▶ TASK BRIEF: Wherever a line below holds the word "Subassembly", copy that line.

▶ Dataset rows for apps and sites:
☆ ☆ ☆ ☆ ☆

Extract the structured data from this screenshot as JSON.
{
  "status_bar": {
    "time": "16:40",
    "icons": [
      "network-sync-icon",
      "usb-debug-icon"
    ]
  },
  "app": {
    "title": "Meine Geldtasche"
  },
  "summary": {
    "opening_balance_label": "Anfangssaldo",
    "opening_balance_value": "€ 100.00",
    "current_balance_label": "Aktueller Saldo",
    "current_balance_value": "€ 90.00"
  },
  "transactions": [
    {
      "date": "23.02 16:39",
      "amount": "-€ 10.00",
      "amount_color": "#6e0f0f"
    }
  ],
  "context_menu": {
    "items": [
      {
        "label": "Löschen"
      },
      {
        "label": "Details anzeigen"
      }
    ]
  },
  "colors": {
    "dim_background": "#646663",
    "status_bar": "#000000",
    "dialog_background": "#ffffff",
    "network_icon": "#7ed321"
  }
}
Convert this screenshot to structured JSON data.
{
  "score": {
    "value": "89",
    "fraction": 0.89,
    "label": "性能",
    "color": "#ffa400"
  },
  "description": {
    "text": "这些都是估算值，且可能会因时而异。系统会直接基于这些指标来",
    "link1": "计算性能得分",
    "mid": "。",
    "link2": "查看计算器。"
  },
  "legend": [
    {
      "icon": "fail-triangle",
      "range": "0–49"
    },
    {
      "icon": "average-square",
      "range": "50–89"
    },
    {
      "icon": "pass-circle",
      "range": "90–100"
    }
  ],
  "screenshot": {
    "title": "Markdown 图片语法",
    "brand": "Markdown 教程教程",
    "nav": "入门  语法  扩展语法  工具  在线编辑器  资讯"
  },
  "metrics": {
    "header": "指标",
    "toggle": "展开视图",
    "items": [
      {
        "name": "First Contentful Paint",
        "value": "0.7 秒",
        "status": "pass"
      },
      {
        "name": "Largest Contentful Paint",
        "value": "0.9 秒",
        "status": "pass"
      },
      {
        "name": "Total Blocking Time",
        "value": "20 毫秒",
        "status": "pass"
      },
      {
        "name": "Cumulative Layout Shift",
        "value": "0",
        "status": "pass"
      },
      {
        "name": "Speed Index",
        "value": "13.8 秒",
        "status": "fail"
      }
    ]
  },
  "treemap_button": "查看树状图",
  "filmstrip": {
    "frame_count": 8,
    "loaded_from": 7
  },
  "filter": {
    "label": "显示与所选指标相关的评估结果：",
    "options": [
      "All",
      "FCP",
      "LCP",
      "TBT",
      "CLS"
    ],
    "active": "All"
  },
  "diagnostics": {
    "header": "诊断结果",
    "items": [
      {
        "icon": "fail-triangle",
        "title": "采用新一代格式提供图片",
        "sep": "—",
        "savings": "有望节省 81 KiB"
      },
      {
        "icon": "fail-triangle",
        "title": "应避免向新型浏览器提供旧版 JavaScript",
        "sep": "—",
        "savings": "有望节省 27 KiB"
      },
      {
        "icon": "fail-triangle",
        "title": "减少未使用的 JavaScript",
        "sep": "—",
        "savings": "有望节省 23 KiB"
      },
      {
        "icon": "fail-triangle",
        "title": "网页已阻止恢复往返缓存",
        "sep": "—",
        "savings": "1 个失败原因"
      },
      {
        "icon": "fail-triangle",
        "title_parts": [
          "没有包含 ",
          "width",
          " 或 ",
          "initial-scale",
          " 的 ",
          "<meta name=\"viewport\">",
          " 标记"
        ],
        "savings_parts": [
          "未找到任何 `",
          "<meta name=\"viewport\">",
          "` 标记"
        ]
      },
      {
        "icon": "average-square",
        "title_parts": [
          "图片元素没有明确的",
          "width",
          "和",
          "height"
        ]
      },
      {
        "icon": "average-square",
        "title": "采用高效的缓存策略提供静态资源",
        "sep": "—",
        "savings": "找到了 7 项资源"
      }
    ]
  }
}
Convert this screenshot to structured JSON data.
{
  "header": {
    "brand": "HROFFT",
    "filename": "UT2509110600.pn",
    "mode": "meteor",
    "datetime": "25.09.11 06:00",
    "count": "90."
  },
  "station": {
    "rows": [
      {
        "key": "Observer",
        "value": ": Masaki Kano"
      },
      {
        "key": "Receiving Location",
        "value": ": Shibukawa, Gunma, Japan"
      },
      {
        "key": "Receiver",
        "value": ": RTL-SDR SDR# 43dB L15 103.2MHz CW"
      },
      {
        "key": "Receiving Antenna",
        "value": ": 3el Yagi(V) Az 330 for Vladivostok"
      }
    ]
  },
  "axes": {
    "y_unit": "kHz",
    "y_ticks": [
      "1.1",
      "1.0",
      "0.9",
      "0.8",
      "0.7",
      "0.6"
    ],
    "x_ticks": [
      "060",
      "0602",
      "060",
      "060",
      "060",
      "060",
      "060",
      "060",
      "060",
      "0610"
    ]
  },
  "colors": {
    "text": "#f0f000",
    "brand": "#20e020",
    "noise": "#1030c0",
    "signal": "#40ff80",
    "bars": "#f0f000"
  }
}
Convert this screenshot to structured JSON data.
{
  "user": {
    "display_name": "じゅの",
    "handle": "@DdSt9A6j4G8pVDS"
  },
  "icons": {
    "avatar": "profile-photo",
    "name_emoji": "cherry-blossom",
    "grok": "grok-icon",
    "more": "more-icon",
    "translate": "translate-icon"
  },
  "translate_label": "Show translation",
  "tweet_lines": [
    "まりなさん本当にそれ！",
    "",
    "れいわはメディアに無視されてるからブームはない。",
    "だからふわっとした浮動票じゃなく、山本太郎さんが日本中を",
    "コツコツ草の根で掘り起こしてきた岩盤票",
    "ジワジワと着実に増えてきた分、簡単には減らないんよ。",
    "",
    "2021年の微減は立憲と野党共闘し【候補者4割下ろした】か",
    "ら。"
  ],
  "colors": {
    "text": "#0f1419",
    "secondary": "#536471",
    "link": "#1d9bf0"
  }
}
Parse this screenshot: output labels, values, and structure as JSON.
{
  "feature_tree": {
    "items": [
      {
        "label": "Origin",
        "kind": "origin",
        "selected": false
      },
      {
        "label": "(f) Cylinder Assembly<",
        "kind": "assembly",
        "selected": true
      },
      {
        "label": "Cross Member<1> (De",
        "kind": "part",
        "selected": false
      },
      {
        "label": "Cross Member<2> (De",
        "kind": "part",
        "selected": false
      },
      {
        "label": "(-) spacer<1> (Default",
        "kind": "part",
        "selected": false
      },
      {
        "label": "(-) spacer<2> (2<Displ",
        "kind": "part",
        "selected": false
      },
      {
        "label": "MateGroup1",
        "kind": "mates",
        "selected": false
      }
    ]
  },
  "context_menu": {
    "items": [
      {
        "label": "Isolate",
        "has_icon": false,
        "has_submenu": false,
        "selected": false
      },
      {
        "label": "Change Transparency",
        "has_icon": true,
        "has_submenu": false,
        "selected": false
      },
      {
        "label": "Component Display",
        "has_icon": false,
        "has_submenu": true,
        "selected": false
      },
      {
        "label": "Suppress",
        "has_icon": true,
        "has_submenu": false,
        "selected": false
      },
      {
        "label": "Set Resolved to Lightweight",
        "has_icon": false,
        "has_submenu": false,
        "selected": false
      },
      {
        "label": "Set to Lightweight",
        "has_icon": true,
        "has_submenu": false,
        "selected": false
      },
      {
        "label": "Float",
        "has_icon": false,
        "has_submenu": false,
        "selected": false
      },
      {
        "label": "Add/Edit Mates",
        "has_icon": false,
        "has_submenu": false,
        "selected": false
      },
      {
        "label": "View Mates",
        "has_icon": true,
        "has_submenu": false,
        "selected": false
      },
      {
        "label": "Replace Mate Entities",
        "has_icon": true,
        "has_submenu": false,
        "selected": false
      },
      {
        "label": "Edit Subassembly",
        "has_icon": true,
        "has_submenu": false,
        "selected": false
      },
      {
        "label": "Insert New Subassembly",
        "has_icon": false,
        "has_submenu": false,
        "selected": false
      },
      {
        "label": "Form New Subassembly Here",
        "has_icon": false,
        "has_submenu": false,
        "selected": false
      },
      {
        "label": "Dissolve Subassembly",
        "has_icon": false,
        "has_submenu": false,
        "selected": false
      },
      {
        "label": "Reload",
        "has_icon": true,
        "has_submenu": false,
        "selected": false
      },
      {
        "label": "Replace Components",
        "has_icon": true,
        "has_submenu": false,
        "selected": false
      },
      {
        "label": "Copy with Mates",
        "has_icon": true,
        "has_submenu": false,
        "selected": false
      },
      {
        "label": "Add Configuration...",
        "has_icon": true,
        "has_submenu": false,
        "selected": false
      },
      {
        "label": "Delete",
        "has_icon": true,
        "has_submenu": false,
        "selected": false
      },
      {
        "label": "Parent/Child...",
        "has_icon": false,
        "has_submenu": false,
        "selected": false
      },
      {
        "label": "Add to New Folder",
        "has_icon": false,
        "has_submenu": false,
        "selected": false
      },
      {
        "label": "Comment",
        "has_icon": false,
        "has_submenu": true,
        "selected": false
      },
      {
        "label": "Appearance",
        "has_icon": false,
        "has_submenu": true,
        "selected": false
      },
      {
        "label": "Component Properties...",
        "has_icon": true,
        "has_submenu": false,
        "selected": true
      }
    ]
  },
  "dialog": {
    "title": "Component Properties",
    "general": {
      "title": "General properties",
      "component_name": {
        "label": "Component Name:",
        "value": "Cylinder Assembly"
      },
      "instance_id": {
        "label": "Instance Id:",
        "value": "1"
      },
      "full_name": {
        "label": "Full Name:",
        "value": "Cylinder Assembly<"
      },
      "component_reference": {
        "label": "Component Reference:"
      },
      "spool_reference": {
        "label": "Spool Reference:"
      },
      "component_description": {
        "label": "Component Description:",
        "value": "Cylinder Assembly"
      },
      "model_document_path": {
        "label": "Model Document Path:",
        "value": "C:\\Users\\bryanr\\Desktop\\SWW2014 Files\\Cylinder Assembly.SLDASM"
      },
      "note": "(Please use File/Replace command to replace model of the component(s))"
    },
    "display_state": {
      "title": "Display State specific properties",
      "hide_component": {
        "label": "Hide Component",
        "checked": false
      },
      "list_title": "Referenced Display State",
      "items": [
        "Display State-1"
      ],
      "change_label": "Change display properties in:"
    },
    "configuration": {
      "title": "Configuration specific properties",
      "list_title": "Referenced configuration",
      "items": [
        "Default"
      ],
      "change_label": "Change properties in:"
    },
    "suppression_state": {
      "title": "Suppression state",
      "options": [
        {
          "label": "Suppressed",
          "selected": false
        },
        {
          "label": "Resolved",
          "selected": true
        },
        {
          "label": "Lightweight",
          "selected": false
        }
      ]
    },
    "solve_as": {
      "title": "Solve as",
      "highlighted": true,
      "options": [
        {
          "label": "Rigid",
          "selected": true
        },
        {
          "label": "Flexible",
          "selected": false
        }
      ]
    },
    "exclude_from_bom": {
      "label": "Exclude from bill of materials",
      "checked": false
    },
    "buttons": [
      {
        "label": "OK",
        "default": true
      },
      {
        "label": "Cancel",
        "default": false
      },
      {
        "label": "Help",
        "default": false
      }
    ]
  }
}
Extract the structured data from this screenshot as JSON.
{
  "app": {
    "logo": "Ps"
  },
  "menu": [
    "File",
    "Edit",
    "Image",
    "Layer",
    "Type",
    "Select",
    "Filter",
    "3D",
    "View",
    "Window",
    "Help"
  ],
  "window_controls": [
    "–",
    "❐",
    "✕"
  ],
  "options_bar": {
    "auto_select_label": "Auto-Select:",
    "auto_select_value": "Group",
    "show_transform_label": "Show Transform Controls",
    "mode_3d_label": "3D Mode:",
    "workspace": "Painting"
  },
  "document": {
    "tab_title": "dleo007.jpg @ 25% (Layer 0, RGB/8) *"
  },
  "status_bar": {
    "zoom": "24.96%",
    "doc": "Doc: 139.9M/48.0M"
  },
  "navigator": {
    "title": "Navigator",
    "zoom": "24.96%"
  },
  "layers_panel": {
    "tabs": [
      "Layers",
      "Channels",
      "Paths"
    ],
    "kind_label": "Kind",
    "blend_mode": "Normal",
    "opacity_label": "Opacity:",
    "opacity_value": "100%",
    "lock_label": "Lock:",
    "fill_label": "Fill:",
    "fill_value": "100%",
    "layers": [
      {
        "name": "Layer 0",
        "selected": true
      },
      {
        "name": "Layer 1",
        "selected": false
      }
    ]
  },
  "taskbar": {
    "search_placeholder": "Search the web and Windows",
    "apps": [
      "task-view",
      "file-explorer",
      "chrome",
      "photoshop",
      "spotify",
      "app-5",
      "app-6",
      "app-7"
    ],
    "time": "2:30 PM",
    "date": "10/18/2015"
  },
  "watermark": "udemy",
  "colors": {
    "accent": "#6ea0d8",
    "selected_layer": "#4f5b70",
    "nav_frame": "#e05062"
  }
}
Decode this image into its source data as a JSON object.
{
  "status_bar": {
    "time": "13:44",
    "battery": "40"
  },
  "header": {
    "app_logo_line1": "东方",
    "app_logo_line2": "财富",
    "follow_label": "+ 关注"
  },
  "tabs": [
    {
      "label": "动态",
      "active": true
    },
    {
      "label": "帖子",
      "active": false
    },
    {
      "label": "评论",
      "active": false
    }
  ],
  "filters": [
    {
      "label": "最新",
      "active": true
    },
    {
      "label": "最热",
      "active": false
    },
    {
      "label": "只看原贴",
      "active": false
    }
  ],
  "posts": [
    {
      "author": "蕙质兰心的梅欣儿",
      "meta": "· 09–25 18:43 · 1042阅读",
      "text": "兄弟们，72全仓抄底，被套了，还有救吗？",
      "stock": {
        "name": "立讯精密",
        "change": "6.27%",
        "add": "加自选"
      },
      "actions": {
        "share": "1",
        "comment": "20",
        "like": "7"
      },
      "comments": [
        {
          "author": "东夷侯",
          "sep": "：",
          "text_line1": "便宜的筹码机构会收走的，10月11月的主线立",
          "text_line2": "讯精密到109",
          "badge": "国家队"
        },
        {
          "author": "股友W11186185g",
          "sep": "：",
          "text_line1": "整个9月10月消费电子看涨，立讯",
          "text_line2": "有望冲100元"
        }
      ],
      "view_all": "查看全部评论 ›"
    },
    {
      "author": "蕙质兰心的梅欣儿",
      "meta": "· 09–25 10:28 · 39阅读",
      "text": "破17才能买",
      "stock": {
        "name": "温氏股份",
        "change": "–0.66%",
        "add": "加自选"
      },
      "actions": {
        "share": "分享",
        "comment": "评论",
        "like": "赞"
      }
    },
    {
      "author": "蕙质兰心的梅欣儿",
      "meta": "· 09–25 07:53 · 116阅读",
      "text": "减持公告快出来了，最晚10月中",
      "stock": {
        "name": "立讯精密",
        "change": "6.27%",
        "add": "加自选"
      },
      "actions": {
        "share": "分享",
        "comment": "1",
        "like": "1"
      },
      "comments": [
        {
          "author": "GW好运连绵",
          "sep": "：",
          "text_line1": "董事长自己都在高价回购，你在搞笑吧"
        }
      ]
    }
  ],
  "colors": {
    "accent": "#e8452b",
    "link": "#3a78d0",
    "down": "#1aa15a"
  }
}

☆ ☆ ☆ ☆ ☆

▶ TASK ANSWER:
        "label": "Edit Subassembly",
        "label": "Insert New Subassembly",
        "label": "Form New Subassembly Here",
        "label": "Dissolve Subassembly",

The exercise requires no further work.